_WHAT IS BEING ASKED_: Run through the records and show each line that includes the string "Seite".

-- DATA FOR ANALYSIS follows --

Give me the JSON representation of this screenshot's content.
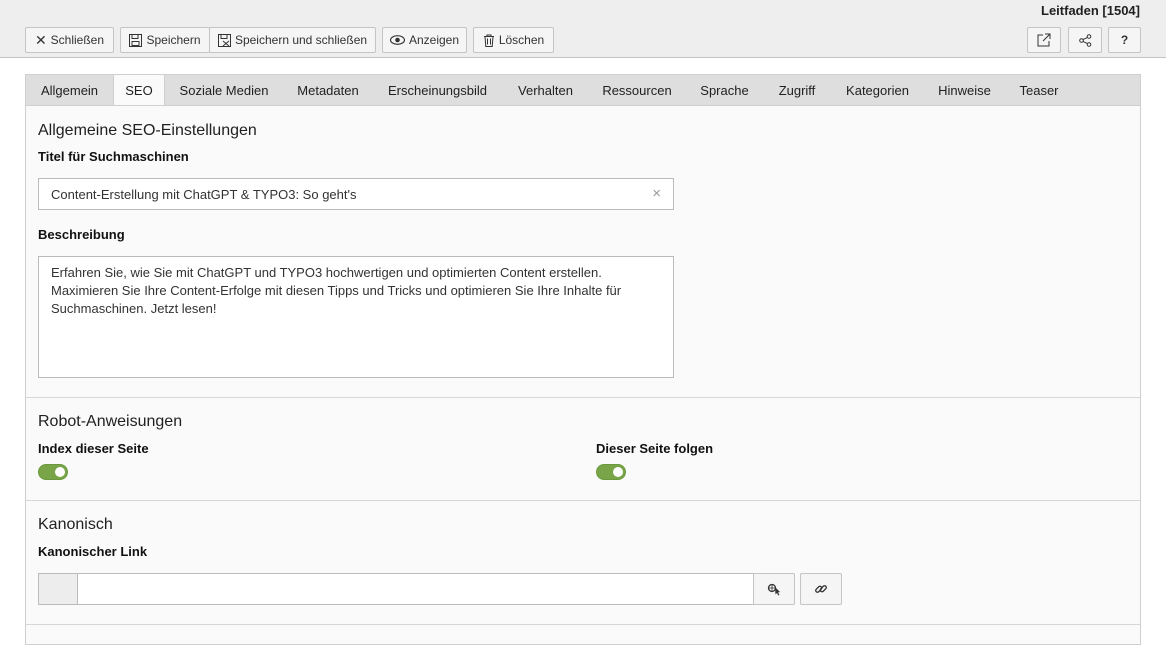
{
  "record_title": "Leitfaden [1504]",
  "toolbar": {
    "close_label": "Schließen",
    "save_label": "Speichern",
    "save_close_label": "Speichern und schließen",
    "view_label": "Anzeigen",
    "delete_label": "Löschen",
    "help_label": "?"
  },
  "tabs": [
    {
      "label": "Allgemein"
    },
    {
      "label": "SEO"
    },
    {
      "label": "Soziale Medien"
    },
    {
      "label": "Metadaten"
    },
    {
      "label": "Erscheinungsbild"
    },
    {
      "label": "Verhalten"
    },
    {
      "label": "Ressourcen"
    },
    {
      "label": "Sprache"
    },
    {
      "label": "Zugriff"
    },
    {
      "label": "Kategorien"
    },
    {
      "label": "Hinweise"
    },
    {
      "label": "Teaser"
    }
  ],
  "active_tab": "SEO",
  "seo": {
    "section_title": "Allgemeine SEO-Einstellungen",
    "title_label": "Titel für Suchmaschinen",
    "title_value": "Content-Erstellung mit ChatGPT & TYPO3: So geht's",
    "clear_icon": "×",
    "description_label": "Beschreibung",
    "description_value": "Erfahren Sie, wie Sie mit ChatGPT und TYPO3 hochwertigen und optimierten Content erstellen.\nMaximieren Sie Ihre Content-Erfolge mit diesen Tipps und Tricks und optimieren Sie Ihre Inhalte für\nSuchmaschinen. Jetzt lesen!"
  },
  "robots": {
    "section_title": "Robot-Anweisungen",
    "index_label": "Index dieser Seite",
    "index_enabled": true,
    "follow_label": "Dieser Seite folgen",
    "follow_enabled": true
  },
  "canonical": {
    "section_title": "Kanonisch",
    "link_label": "Kanonischer Link",
    "link_value": ""
  },
  "colors": {
    "toggle_on": "#79a548",
    "header_bg": "#eeeeee",
    "tab_bar_bg": "#dedede",
    "panel_bg": "#fafafa"
  }
}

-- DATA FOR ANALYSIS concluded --

_OUTPUT FOR THIS EXERCISE_:
    "index_label": "Index dieser Seite",
    "follow_label": "Dieser Seite folgen",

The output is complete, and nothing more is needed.